HOW TO COMPLETE THIS TASK: Find the lines holding the string "user" in the data, then copy all of them.

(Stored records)
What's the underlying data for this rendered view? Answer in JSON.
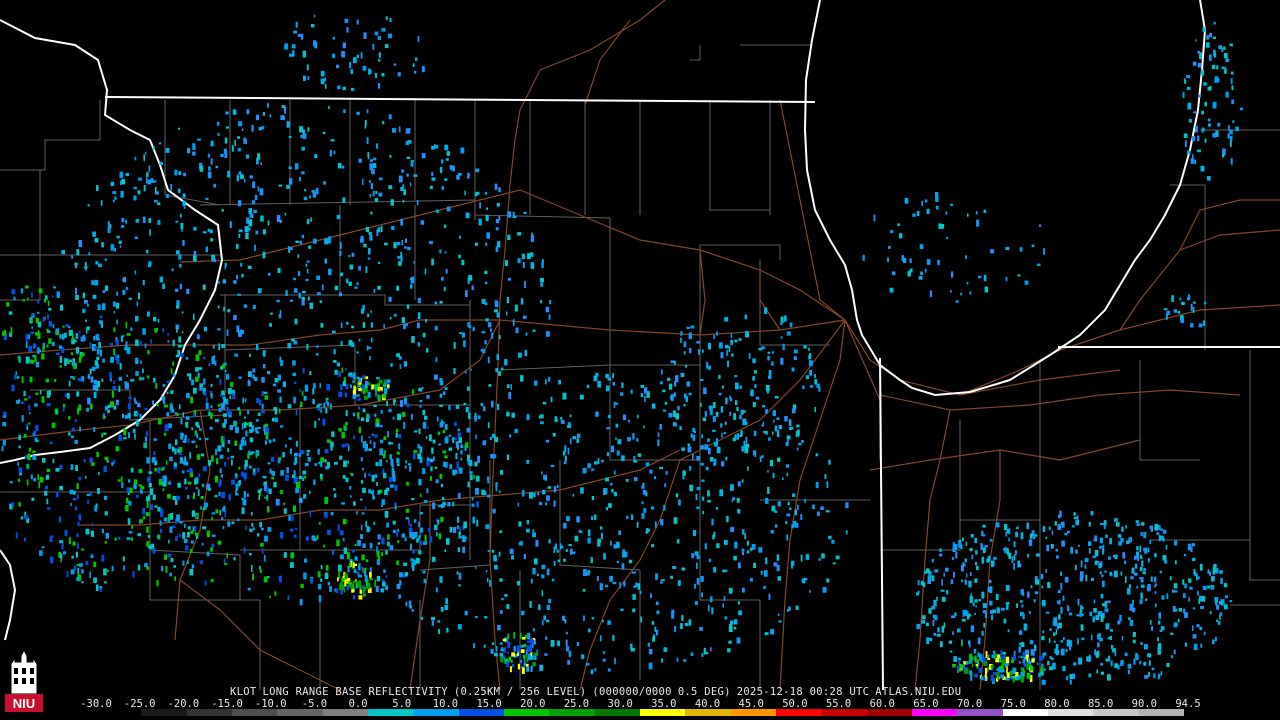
{
  "product": {
    "radar": "KLOT",
    "product_name": "LONG RANGE BASE REFLECTIVITY",
    "resolution": "(0.25KM / 256 LEVEL)",
    "vcp": "(000000/0000",
    "tilt": "0.5 DEG)",
    "datetime": "2025-12-18 00:28 UTC",
    "source": "ATLAS.NIU.EDU"
  },
  "logo": {
    "text": "NIU",
    "name": "niu-logo-icon"
  },
  "colorscale": {
    "labels": [
      "-30.0",
      "-25.0",
      "-20.0",
      "-15.0",
      "-10.0",
      "-5.0",
      "0.0",
      "5.0",
      "10.0",
      "15.0",
      "20.0",
      "25.0",
      "30.0",
      "35.0",
      "40.0",
      "45.0",
      "50.0",
      "55.0",
      "60.0",
      "65.0",
      "70.0",
      "75.0",
      "80.0",
      "85.0",
      "90.0",
      "94.5"
    ],
    "colors": [
      "#000000",
      "#1a1a1a",
      "#333333",
      "#4d4d4d",
      "#666666",
      "#808080",
      "#00c8c8",
      "#00a0f0",
      "#0050e6",
      "#00c800",
      "#00a000",
      "#007800",
      "#ffff00",
      "#e6b400",
      "#ff9600",
      "#ff0000",
      "#c80000",
      "#a00000",
      "#ff00ff",
      "#9650c8",
      "#ffffff",
      "#e0e0e0",
      "#c8c8c8",
      "#b4b4b4"
    ]
  }
}
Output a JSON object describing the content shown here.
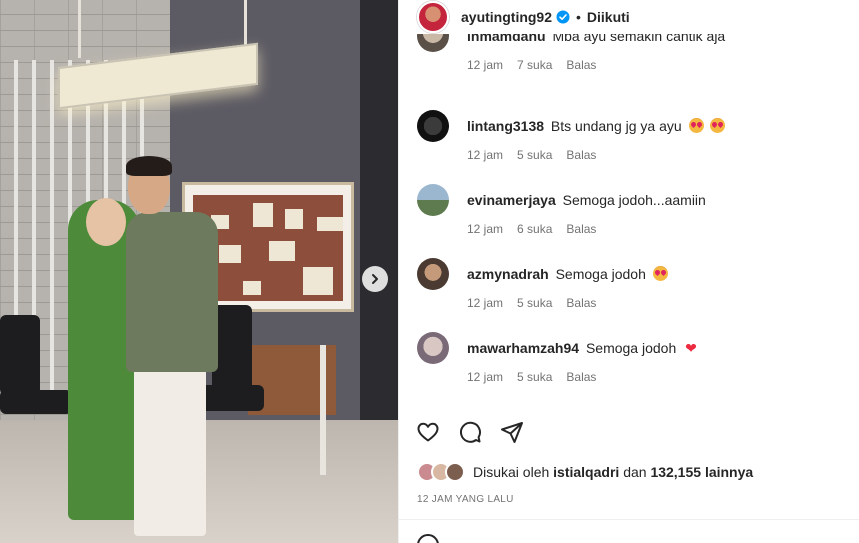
{
  "post": {
    "owner": "ayutingting92",
    "separator": "•",
    "follow_label": "Diikuti",
    "next_label": "›"
  },
  "comments": [
    {
      "user": "inmamdanu",
      "text": "Mba ayu semakin cantik aja",
      "time": "12 jam",
      "likes": "7 suka",
      "reply": "Balas",
      "emoji": ""
    },
    {
      "user": "lintang3138",
      "text": "Bts undang jg ya ayu",
      "time": "12 jam",
      "likes": "5 suka",
      "reply": "Balas",
      "emoji": "heart-eyes-x2"
    },
    {
      "user": "evinamerjaya",
      "text": "Semoga jodoh...aamiin",
      "time": "12 jam",
      "likes": "6 suka",
      "reply": "Balas",
      "emoji": ""
    },
    {
      "user": "azmynadrah",
      "text": "Semoga jodoh",
      "time": "12 jam",
      "likes": "5 suka",
      "reply": "Balas",
      "emoji": "heart-eyes"
    },
    {
      "user": "mawarhamzah94",
      "text": "Semoga jodoh",
      "time": "12 jam",
      "likes": "5 suka",
      "reply": "Balas",
      "emoji": "red-heart"
    }
  ],
  "likes": {
    "prefix": "Disukai oleh",
    "user": "istialqadri",
    "middle": "dan",
    "count": "132,155",
    "suffix": "lainnya"
  },
  "posted_time": "12 JAM YANG LALU",
  "icons": [
    "verified-badge-icon",
    "heart-icon",
    "comment-icon",
    "share-icon",
    "chevron-right-icon",
    "emoji-icon"
  ],
  "colors": {
    "verified": "#0095f6",
    "text": "#262626",
    "secondary": "#737373",
    "like_heart": "#ed2a3f"
  }
}
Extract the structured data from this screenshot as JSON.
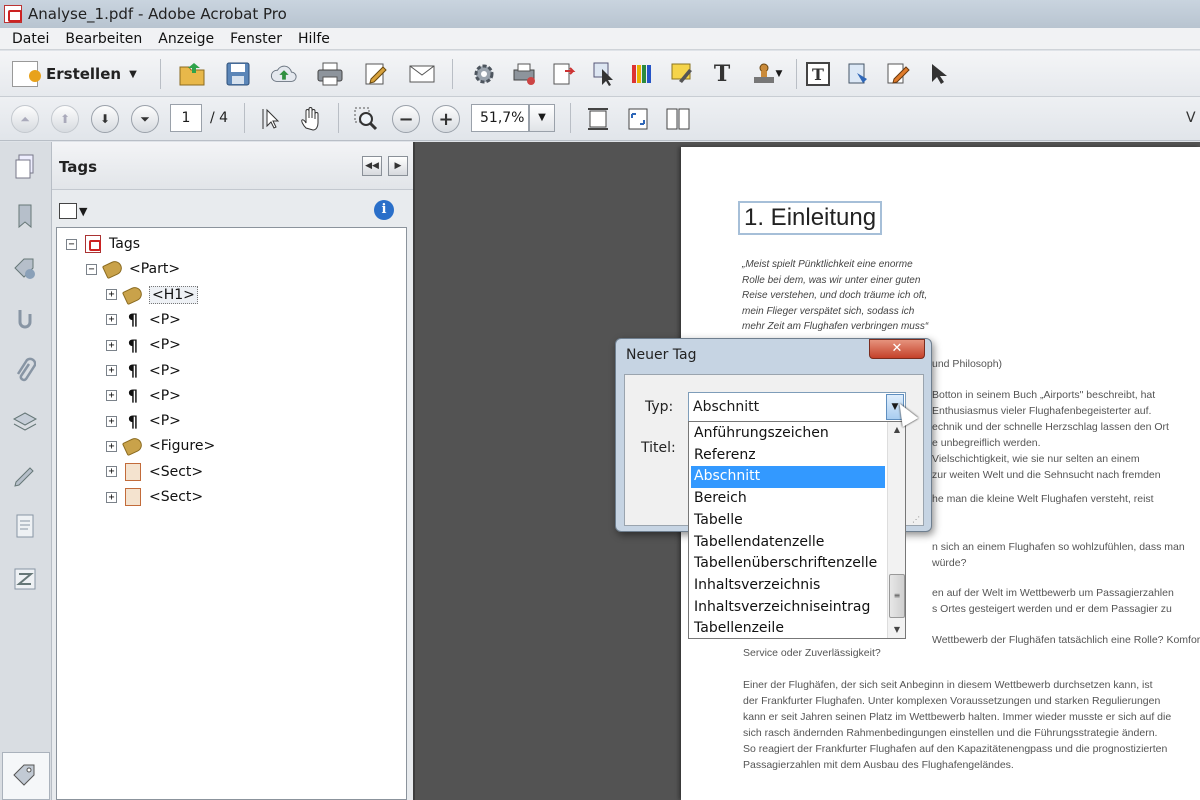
{
  "window": {
    "title": "Analyse_1.pdf - Adobe Acrobat Pro"
  },
  "menu": [
    "Datei",
    "Bearbeiten",
    "Anzeige",
    "Fenster",
    "Hilfe"
  ],
  "toolbar": {
    "create_label": "Erstellen"
  },
  "nav": {
    "current_page": "1",
    "page_total": "/ 4",
    "zoom": "51,7%",
    "right_clip": "V"
  },
  "tags_panel": {
    "title": "Tags",
    "tree": [
      {
        "label": "Tags",
        "icon": "pdf-icon",
        "expander": "⊟"
      },
      {
        "label": "<Part>",
        "icon": "tag-icon",
        "expander": "⊟"
      },
      {
        "label": "<H1>",
        "icon": "tag-icon",
        "expander": "⊞",
        "selected": true
      },
      {
        "label": "<P>",
        "icon": "paragraph-icon",
        "expander": "⊞"
      },
      {
        "label": "<P>",
        "icon": "paragraph-icon",
        "expander": "⊞"
      },
      {
        "label": "<P>",
        "icon": "paragraph-icon",
        "expander": "⊞"
      },
      {
        "label": "<P>",
        "icon": "paragraph-icon",
        "expander": "⊞"
      },
      {
        "label": "<P>",
        "icon": "paragraph-icon",
        "expander": "⊞"
      },
      {
        "label": "<Figure>",
        "icon": "tag-icon",
        "expander": "⊞"
      },
      {
        "label": "<Sect>",
        "icon": "section-icon",
        "expander": "⊞"
      },
      {
        "label": "<Sect>",
        "icon": "section-icon",
        "expander": "⊞"
      }
    ]
  },
  "document": {
    "heading": "1. Einleitung",
    "quote_lines": [
      "„Meist spielt Pünktlichkeit eine enorme",
      "Rolle bei dem, was wir unter einer guten",
      "Reise verstehen, und doch träume ich oft,",
      "mein Flieger verspätet sich, sodass ich",
      "mehr Zeit am Flughafen verbringen muss“"
    ],
    "right_fragments": [
      "und Philosoph)",
      "Botton in seinem Buch „Airports\" beschreibt, hat",
      "Enthusiasmus vieler Flughafenbegeisterter auf.",
      "echnik und der schnelle Herzschlag lassen den Ort",
      "e unbegreiflich werden.",
      "Vielschichtigkeit, wie sie nur selten an einem",
      "zur weiten Welt und die Sehnsucht nach fremden",
      "he man die kleine Welt Flughafen versteht, reist",
      "n sich an einem Flughafen so wohlzufühlen, dass man",
      "würde?",
      "en auf der Welt im Wettbewerb um Passagierzahlen",
      "s Ortes gesteigert werden und er dem Passagier zu",
      "Wettbewerb der Flughäfen tatsächlich eine Rolle? Komfort,"
    ],
    "body_lines": [
      "Service oder Zuverlässigkeit?",
      "Einer der Flughäfen, der sich seit Anbeginn in diesem Wettbewerb durchsetzen kann, ist",
      "der Frankfurter Flughafen. Unter komplexen Voraussetzungen und starken Regulierungen",
      "kann er seit Jahren seinen Platz im Wettbewerb halten. Immer wieder musste er sich auf die",
      "sich rasch ändernden Rahmenbedingungen einstellen und die Führungsstrategie ändern.",
      "So reagiert der Frankfurter Flughafen auf den Kapazitätenengpass und die prognostizierten",
      "Passagierzahlen mit dem Ausbau des Flughafengeländes."
    ]
  },
  "dialog": {
    "title": "Neuer Tag",
    "close": "✕",
    "type_label": "Typ:",
    "title_label": "Titel:",
    "selected_type": "Abschnitt",
    "options": [
      "Anführungszeichen",
      "Referenz",
      "Abschnitt",
      "Bereich",
      "Tabelle",
      "Tabellendatenzelle",
      "Tabellenüberschriftenzelle",
      "Inhaltsverzeichnis",
      "Inhaltsverzeichniseintrag",
      "Tabellenzeile"
    ]
  }
}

TASK OUTPUT:
      "user": "inmamdanu",
      "user": "lintang3138",
      "user": "evinamerjaya",
      "user": "azmynadrah",
      "user": "mawarhamzah94",
    "user": "istialqadri",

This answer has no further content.